Your instructions: The lines to copy are those holding the string "this" in the entries below.

Items from an interface collection:
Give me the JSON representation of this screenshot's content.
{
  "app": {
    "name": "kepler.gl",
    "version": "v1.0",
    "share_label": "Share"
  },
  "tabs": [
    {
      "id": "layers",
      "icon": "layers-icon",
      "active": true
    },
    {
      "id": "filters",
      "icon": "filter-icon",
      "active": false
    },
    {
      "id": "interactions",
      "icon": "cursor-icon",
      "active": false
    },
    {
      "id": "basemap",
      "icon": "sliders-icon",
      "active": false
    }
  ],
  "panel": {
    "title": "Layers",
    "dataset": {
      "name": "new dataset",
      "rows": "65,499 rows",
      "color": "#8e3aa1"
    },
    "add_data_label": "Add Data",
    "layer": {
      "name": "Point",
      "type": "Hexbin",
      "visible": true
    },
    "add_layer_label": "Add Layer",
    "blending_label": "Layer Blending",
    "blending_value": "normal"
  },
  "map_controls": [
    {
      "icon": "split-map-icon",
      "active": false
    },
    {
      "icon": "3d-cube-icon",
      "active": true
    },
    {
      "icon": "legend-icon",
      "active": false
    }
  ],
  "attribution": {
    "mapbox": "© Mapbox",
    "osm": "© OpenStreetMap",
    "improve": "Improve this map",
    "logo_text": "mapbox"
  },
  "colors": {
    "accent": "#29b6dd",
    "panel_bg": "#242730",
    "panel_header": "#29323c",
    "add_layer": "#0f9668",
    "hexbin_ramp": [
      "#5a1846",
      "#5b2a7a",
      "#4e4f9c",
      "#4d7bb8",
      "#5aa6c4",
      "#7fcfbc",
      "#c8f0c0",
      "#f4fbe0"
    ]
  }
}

Written response:
Give me the JSON representation of this screenshot's content.
    "improve": "Improve this map",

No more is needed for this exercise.